Eitan Geva of the University of Michigan is supported by an award from the Chemical Theory, Models and Computational Methods program to carry out research on the development of theoretical and computational tools that would provide an atomistically detailed description of a wide range of nonequilibrium electronic, vibrational and conformational processes and their spectroscopic signature. This study involves method development in the context of recent experimental measurements of vibrational energy relaxation rates of polar and ionic species in polar and protic solvents, multidimensional infrared spectra of the hydroxyl stretch in alcohols and of the carbonyl stretch in metal-carbonyl complexes and solvent effects on isomerization rates in liquid solution. These studies also involve collaborations with experimentalists and theorists who are colleagues in Geva's department.

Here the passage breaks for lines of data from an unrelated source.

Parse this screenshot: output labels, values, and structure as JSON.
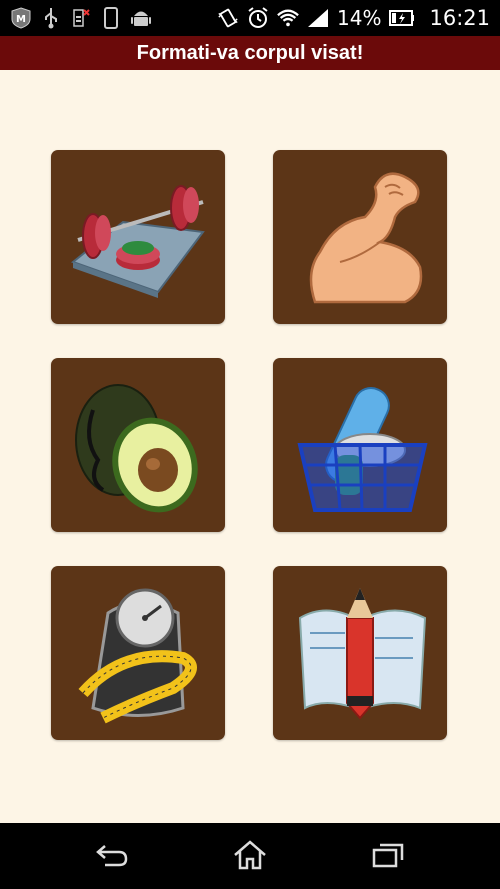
{
  "status_bar": {
    "icons_left": [
      "mcafee-icon",
      "usb-icon",
      "sim-icon",
      "phone-icon",
      "android-icon"
    ],
    "icons_right": [
      "vibrate-icon",
      "alarm-icon",
      "wifi-icon",
      "signal-icon",
      "battery-icon"
    ],
    "battery_percent": "14%",
    "time": "16:21"
  },
  "app": {
    "title": "Formati-va corpul visat!"
  },
  "menu": {
    "tiles": [
      {
        "icon": "barbell-icon"
      },
      {
        "icon": "flexed-arm-icon"
      },
      {
        "icon": "avocado-icon"
      },
      {
        "icon": "supplements-basket-icon"
      },
      {
        "icon": "scale-tape-measure-icon"
      },
      {
        "icon": "pencil-blueprint-icon"
      }
    ]
  },
  "nav_bar": {
    "buttons": [
      "back-icon",
      "home-icon",
      "recent-apps-icon"
    ]
  },
  "colors": {
    "title_bar": "#6b0a0a",
    "background": "#fdf5e6",
    "tile": "#5c3517"
  }
}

Vibrational and electronic relaxation is inherent to nearly all processes that are important in chemistry, including many that have relevance to biological systems. Nonlinear optical spectroscopic techniques are powerful probes of the structure and dynamics of complex systems. Theoretical methods, such as those developed by the PI and his research group, are indispensible for interpreting these spectra. The work is having a broader impact through the training of students at all levels, curriculum development and the dissemination of computer codes.